◆ Task requirements: Text in the records must be reproduced exactly, and pictures must be skipped.

(Data records for software interfaces)
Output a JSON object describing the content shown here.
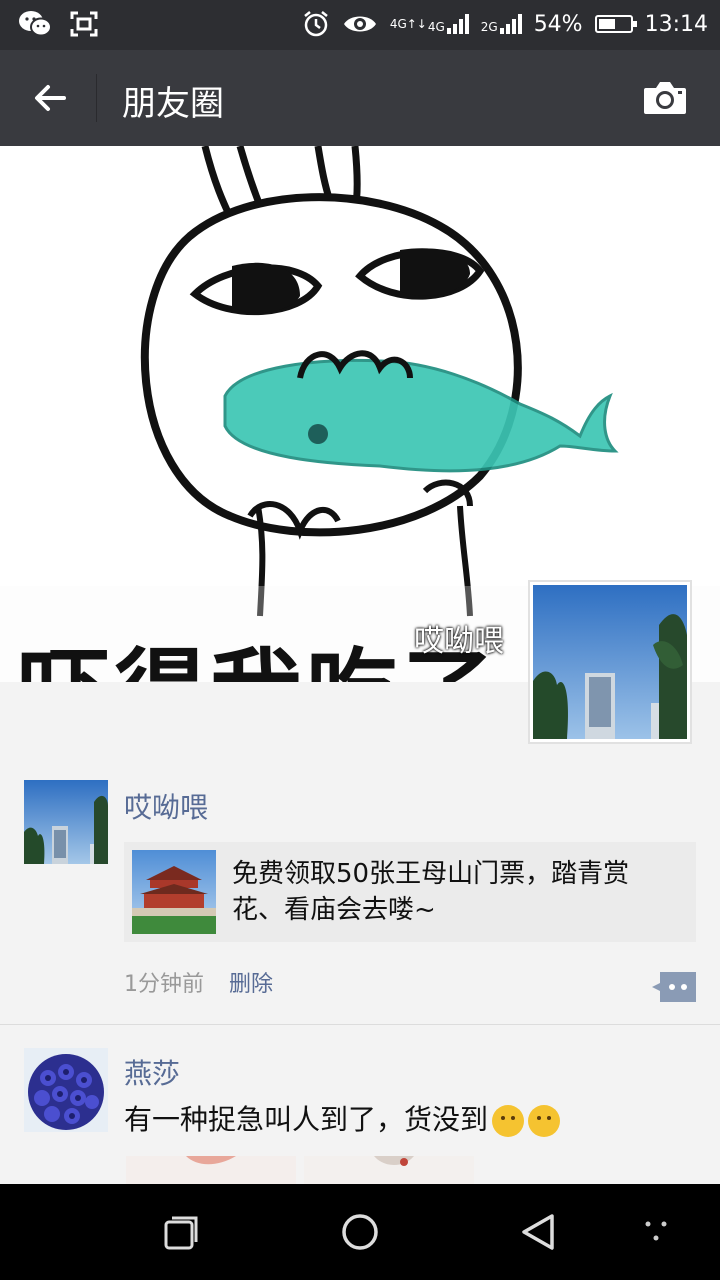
{
  "status_bar": {
    "time": "13:14",
    "battery": "54%",
    "battery_level": 0.54,
    "net_label_1": "4G",
    "net_label_2": "2G",
    "icons": [
      "wechat-icon",
      "screenshot-icon",
      "alarm-icon",
      "eye-icon",
      "data-arrows-icon",
      "signal-icon",
      "battery-icon"
    ]
  },
  "header": {
    "title": "朋友圈",
    "back_icon": "back-arrow-icon",
    "camera_icon": "camera-icon"
  },
  "cover": {
    "text": "吓得我吃了一",
    "username": "哎呦喂"
  },
  "posts": [
    {
      "name": "哎呦喂",
      "link_text": "免费领取50张王母山门票，踏青赏花、看庙会去喽~",
      "time": "1分钟前",
      "delete": "删除"
    },
    {
      "name": "燕莎",
      "text": "有一种捉急叫人到了，货没到"
    }
  ],
  "colors": {
    "header_bg": "#393a3f",
    "status_bg": "#2d2e32",
    "link_blue": "#576b95",
    "feed_bg": "#f3f3f3"
  }
}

◆ Solution to this problem:
Output a JSON object describing the content shown here.
{
  "status_bar": {
    "time": "13:14",
    "battery": "54%",
    "battery_level": 0.54,
    "net_label_1": "4G",
    "net_label_2": "2G",
    "icons": [
      "wechat-icon",
      "screenshot-icon",
      "alarm-icon",
      "eye-icon",
      "data-arrows-icon",
      "signal-icon",
      "battery-icon"
    ]
  },
  "header": {
    "title": "朋友圈",
    "back_icon": "back-arrow-icon",
    "camera_icon": "camera-icon"
  },
  "cover": {
    "text": "吓得我吃了一",
    "username": "哎呦喂"
  },
  "posts": [
    {
      "name": "哎呦喂",
      "link_text": "免费领取50张王母山门票，踏青赏花、看庙会去喽~",
      "time": "1分钟前",
      "delete": "删除"
    },
    {
      "name": "燕莎",
      "text": "有一种捉急叫人到了，货没到"
    }
  ],
  "colors": {
    "header_bg": "#393a3f",
    "status_bg": "#2d2e32",
    "link_blue": "#576b95",
    "feed_bg": "#f3f3f3"
  }
}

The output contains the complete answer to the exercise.